A great way to stop a person impulse-buying a whole load of extra stuff, is to have them get pissed off because a landmark or notecard flashes up on their screen every time they make a purchase. You know how it feels - I'm sure you've had it happen and felt the same annoyance.
A far better way to retain a customer is to have a group joiner nearby and a few free group gifts scattered about the place to encourage them to join. That way, you get to stay in contact with them and can use your group notices to tell members about your latest offerings.
This works much better than a landmark in an inventory they'll probably never look at again.
What do your competitors charge? - Know Your Market
A golden rule of marketing in every business, in every industry, everywhere in the world, is "Protect Your Price."
If your competitor's product is of a similar quality to yours, then your price should be roughly the same as well.

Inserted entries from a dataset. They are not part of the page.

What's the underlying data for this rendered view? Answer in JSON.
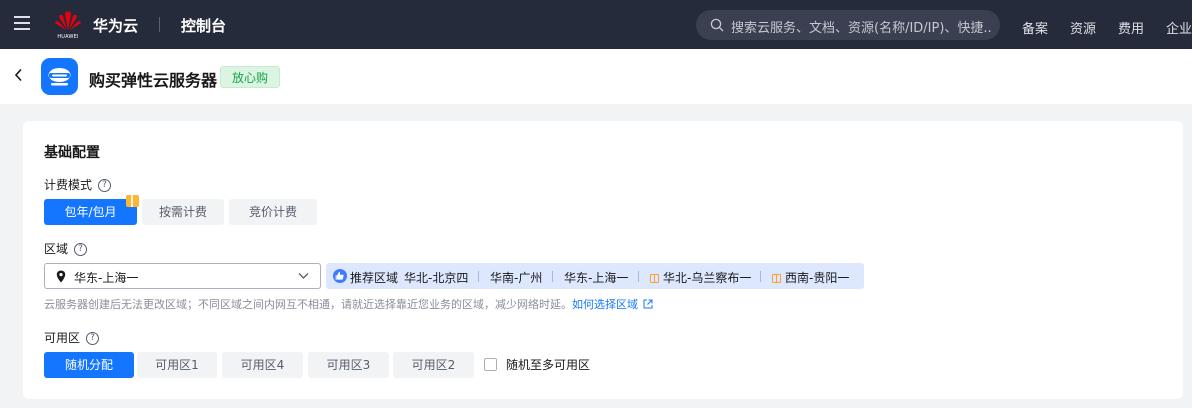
{
  "topbar": {
    "logo_text": "HUAWEI",
    "brand": "华为云",
    "console": "控制台",
    "search_placeholder": "搜索云服务、文档、资源(名称/ID/IP)、快捷...",
    "nav": [
      "备案",
      "资源",
      "费用",
      "企业"
    ]
  },
  "header": {
    "title": "购买弹性云服务器",
    "badge": "放心购"
  },
  "config": {
    "section_title": "基础配置",
    "billing": {
      "label": "计费模式",
      "options": [
        "包年/包月",
        "按需计费",
        "竞价计费"
      ],
      "selected": "包年/包月"
    },
    "region": {
      "label": "区域",
      "selected": "华东-上海一",
      "recommend_label": "推荐区域",
      "recommended": [
        "华北-北京四",
        "华南-广州",
        "华东-上海一",
        "华北-乌兰察布一",
        "西南-贵阳一"
      ],
      "hint": "云服务器创建后无法更改区域；不同区域之间内网互不相通，请就近选择靠近您业务的区域，减少网络时延。",
      "hint_link": "如何选择区域"
    },
    "az": {
      "label": "可用区",
      "options": [
        "随机分配",
        "可用区1",
        "可用区4",
        "可用区3",
        "可用区2"
      ],
      "selected": "随机分配",
      "multi_az_label": "随机至多可用区"
    }
  },
  "colors": {
    "topbar_bg": "#252b3a",
    "accent": "#1476ff",
    "badge_bg": "#dcf4e2",
    "badge_text": "#16a34a"
  }
}
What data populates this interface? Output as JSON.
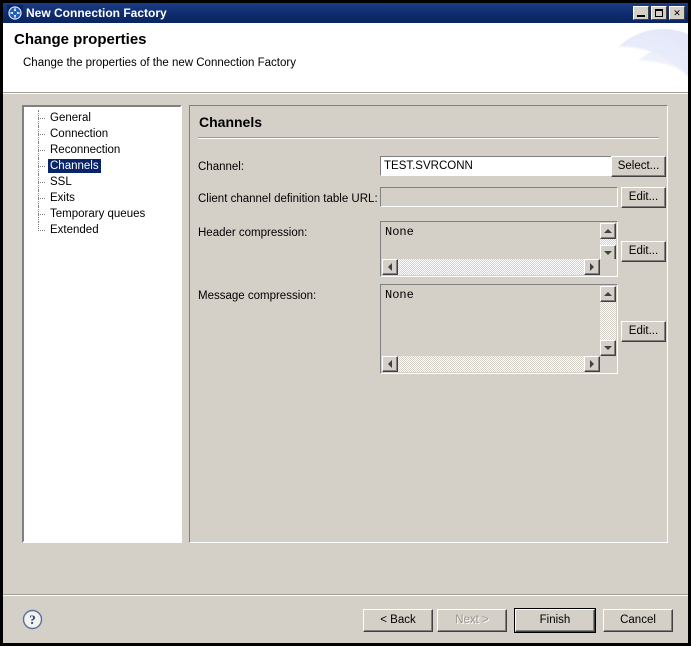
{
  "window": {
    "title": "New Connection Factory",
    "icon": "connection-factory-icon",
    "controls": {
      "minimize": "minimize-button",
      "maximize": "maximize-button",
      "close_glyph": "✕"
    }
  },
  "header": {
    "title": "Change properties",
    "subtitle": "Change the properties of the new Connection Factory"
  },
  "tree": {
    "items": [
      {
        "label": "General",
        "selected": false
      },
      {
        "label": "Connection",
        "selected": false
      },
      {
        "label": "Reconnection",
        "selected": false
      },
      {
        "label": "Channels",
        "selected": true
      },
      {
        "label": "SSL",
        "selected": false
      },
      {
        "label": "Exits",
        "selected": false
      },
      {
        "label": "Temporary queues",
        "selected": false
      },
      {
        "label": "Extended",
        "selected": false
      }
    ]
  },
  "panel": {
    "title": "Channels",
    "fields": {
      "channel": {
        "label": "Channel:",
        "value": "TEST.SVRCONN",
        "placeholder": "",
        "button": "Select...",
        "enabled": true
      },
      "ccdt_url": {
        "label": "Client channel definition table URL:",
        "value": "",
        "placeholder": "",
        "button": "Edit...",
        "enabled": false
      },
      "header_compression": {
        "label": "Header compression:",
        "value": "None",
        "button": "Edit..."
      },
      "message_compression": {
        "label": "Message compression:",
        "value": "None",
        "button": "Edit..."
      }
    }
  },
  "footer": {
    "help_icon": "help-icon",
    "buttons": {
      "back": {
        "label": "< Back",
        "enabled": true,
        "default": false
      },
      "next": {
        "label": "Next >",
        "enabled": false,
        "default": false
      },
      "finish": {
        "label": "Finish",
        "enabled": true,
        "default": true
      },
      "cancel": {
        "label": "Cancel",
        "enabled": true,
        "default": false
      }
    }
  },
  "colors": {
    "titlebar_start": "#1b3d85",
    "titlebar_end": "#0a2560",
    "selection": "#0a246a",
    "face": "#d4d0c8",
    "banner": "#ffffff"
  }
}
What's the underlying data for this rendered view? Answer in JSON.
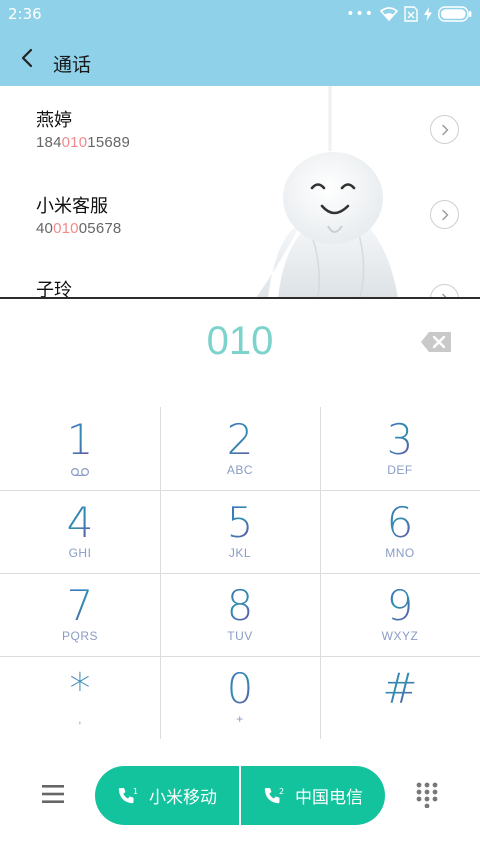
{
  "status_bar": {
    "time": "2:36",
    "more_icon": "ellipsis-icon",
    "wifi_icon": "wifi-icon",
    "sim_icon": "no-sim-icon",
    "charging_icon": "lightning-icon",
    "battery_icon": "battery-icon",
    "battery_level": 1.0
  },
  "header": {
    "back_icon": "chevron-left-icon",
    "title": "通话"
  },
  "results": [
    {
      "name": "燕婷",
      "number_prefix": "184",
      "number_match": "010",
      "number_suffix": "15689"
    },
    {
      "name": "小米客服",
      "number_prefix": "40",
      "number_match": "010",
      "number_suffix": "05678"
    },
    {
      "name": "子玲",
      "number_prefix": "",
      "number_match": "",
      "number_suffix": ""
    }
  ],
  "dialer": {
    "input": "010",
    "backspace_icon": "backspace-icon"
  },
  "keypad": {
    "keys": [
      {
        "digit": "1",
        "letters": "",
        "sub_icon": "voicemail-icon"
      },
      {
        "digit": "2",
        "letters": "ABC"
      },
      {
        "digit": "3",
        "letters": "DEF"
      },
      {
        "digit": "4",
        "letters": "GHI"
      },
      {
        "digit": "5",
        "letters": "JKL"
      },
      {
        "digit": "6",
        "letters": "MNO"
      },
      {
        "digit": "7",
        "letters": "PQRS"
      },
      {
        "digit": "8",
        "letters": "TUV"
      },
      {
        "digit": "9",
        "letters": "WXYZ"
      },
      {
        "digit": "*",
        "letters": ","
      },
      {
        "digit": "0",
        "letters": "+"
      },
      {
        "digit": "#",
        "letters": ""
      }
    ]
  },
  "bottom_bar": {
    "menu_icon": "menu-icon",
    "sim1_label": "小米移动",
    "sim1_icon": "phone-sim1-icon",
    "sim2_label": "中国电信",
    "sim2_icon": "phone-sim2-icon",
    "keypad_toggle_icon": "dialpad-icon",
    "accent_color": "#13c39d"
  },
  "colors": {
    "header_bg": "#8ed1e8",
    "match_highlight": "#f08b8b",
    "dialed_text": "#7bd3cc"
  }
}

You can of course charge a little more, and honestly, this is the wisest course. Having a slightly higher price, especially where the products are very close in quality, will actually generate more sales.
Why? Because customers expect that you know what your competitors are selling for, and in their minds - if your price is trivially higher - it implies that your product is somehow, indiscernibly better. What the hell, they say, I'll spend the extra 10 whatevers for peace of mind. It's only a few cents in real money. This is an old marketing trick used by the world's biggest companies every day, and it works.
It naturally follows that you should never, never, never undercut your competitor on a product of similar quality. Never. Not ever. I can't be more adamant. By doing this, you have just given your competitor the upper hand. Without them having to even lift a finger, you've inferred that their product is somehow, indiscernibly better than yours. They win the sale, and your cut price tactics fail.
Xay Tomsen a.k.a. Andrew Thompson